One of the biggest risks of Musk’s vision for Twitter 2.0 is the possibility that his changes violate Apple or Google’s app rules that slow the company or even boot its software from the App Store. In a tweet last week, it complained about the App Store fees that companies like Google and Apple charge Twitter.
Elon Musk tweeted that App Store fees are apparently too high due to the monopoly of iOS/Android. This is the hidden 30% tax on the internet. In a follow-up post he tagged the Justice Department’s Antitrust Division, which is reportedly investigating the App Store rules.
His complaint is on top of the 15% to 30% cut Apple and Google take from purchases made inside those apps that could eat up much-needed revenue from Elon Musk’s plans for $8-per-month Twitter Blue subscriptions. Phil Schiller, the former head of marketing who still oversees the App Store.
Elon Musk has apparently deleted his widely followed Twitter account with hundreds of thousands of followers in signs that Twitter has already seen an increase in harmful content as Musk pointed to the company’s apps at risk. A wave of online trolls and fanatics flooded the site shortly after Elon Musk’s flagship tweet became the headline.
Anti-Black and anti-Semitic epithets flooded Twitter. Twitter has suspended several accounts, according to the non-profit network Contagion Research Institute. Musk’s plan to offer paid blue verification badges has sparked chaos, and accounts impersonating major corporations and figures have even banned some accounts. This has caused advertisers to shy away from the social network.

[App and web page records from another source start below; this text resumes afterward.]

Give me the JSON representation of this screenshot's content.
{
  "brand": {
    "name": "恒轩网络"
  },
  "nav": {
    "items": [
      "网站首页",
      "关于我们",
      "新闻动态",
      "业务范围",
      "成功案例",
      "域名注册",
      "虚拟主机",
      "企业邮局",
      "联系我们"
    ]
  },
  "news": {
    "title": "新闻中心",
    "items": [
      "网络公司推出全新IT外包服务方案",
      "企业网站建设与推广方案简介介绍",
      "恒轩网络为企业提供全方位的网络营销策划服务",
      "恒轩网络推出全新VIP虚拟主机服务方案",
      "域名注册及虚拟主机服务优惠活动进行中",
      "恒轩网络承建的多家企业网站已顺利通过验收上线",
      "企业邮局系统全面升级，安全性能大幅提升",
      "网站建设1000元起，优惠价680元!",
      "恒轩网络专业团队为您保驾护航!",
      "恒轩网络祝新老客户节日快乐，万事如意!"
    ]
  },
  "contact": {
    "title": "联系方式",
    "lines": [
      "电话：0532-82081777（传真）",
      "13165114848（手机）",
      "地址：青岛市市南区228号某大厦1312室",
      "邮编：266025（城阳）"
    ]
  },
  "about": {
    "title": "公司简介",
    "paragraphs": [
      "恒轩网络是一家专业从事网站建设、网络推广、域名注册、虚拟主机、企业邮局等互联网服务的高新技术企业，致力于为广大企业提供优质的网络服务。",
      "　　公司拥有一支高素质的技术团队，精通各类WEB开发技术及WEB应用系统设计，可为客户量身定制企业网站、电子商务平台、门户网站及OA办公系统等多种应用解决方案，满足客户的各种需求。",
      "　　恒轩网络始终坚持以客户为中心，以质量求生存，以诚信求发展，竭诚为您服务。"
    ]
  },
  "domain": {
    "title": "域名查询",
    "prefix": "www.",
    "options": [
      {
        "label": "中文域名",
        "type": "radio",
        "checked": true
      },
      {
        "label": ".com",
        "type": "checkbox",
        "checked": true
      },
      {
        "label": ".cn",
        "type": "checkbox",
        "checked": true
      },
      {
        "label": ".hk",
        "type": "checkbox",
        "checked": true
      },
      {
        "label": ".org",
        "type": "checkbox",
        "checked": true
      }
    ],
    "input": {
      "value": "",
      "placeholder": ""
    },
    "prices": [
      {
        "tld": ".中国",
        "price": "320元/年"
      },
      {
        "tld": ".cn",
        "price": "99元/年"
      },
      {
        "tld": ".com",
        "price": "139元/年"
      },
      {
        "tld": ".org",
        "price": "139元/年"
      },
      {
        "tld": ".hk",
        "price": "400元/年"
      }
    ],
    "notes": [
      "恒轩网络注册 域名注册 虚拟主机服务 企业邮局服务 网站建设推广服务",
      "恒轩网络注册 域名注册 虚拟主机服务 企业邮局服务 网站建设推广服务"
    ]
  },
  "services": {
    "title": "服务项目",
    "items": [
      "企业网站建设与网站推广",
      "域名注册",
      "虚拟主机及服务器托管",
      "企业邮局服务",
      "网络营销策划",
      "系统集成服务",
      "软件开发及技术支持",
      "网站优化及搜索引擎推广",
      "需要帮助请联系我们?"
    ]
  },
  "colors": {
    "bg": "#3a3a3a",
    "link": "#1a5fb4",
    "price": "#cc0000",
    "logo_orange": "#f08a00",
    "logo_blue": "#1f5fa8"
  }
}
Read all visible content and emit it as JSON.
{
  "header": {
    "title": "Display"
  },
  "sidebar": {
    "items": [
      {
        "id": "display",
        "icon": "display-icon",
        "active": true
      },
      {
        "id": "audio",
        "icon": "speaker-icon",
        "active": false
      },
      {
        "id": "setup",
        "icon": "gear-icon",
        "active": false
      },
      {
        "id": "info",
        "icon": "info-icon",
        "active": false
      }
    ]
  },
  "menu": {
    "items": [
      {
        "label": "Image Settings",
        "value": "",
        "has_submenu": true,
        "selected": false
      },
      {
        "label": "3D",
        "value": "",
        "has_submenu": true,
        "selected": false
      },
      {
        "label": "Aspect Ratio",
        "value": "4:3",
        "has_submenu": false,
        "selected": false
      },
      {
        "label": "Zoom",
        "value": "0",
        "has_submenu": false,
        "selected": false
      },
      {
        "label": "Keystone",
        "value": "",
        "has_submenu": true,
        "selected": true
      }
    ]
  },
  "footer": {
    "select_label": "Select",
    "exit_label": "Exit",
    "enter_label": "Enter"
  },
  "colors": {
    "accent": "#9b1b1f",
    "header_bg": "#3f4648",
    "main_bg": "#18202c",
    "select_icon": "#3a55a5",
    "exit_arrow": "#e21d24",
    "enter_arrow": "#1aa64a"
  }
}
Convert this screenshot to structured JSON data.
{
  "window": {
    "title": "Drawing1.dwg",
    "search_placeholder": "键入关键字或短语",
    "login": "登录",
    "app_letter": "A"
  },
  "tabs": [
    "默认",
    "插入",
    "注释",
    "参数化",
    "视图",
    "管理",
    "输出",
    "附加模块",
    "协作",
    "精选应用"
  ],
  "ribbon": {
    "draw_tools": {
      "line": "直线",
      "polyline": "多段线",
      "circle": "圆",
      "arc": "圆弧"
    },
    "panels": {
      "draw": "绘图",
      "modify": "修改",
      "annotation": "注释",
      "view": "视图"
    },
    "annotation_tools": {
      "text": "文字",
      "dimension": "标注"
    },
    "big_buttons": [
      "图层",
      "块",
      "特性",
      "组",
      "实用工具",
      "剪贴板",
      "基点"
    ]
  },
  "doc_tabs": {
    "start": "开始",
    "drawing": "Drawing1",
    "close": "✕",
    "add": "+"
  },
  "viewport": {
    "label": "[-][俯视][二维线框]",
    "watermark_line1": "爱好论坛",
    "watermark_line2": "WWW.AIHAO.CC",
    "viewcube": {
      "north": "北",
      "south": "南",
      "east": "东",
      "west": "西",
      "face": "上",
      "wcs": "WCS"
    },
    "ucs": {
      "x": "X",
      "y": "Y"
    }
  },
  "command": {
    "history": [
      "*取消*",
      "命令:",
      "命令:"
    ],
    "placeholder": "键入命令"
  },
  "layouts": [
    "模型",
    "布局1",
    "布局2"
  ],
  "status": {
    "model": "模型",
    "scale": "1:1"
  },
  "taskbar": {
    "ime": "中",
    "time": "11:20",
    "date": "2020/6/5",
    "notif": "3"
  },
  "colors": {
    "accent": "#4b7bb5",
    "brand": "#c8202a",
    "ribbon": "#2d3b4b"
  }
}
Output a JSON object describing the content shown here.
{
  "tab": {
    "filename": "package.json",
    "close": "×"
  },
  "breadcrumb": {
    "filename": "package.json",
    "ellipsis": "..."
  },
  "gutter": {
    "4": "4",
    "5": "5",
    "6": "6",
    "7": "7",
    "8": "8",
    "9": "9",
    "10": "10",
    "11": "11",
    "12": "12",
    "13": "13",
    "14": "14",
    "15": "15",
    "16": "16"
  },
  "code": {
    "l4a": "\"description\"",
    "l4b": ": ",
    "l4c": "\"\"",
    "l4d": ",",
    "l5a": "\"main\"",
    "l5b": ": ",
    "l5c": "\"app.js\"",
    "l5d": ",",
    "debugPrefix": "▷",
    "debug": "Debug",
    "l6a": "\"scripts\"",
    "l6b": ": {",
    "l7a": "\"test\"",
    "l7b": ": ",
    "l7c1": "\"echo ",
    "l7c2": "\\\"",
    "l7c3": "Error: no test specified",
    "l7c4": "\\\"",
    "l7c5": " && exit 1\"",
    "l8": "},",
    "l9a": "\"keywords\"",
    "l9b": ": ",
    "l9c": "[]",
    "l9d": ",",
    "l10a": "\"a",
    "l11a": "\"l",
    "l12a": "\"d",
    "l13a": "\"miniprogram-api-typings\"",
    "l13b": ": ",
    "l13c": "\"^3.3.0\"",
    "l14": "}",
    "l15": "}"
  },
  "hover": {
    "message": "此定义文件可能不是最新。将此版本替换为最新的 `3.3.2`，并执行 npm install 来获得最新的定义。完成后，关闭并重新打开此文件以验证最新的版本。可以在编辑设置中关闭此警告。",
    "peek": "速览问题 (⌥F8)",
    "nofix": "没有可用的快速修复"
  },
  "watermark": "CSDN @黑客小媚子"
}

Eli Lilly specifically falsely stated that insulin would be provided after a fake verified tweet, and calls from app review teams started pouring in as soon as I left the company, said Joel, former Twitter head of trust and safety.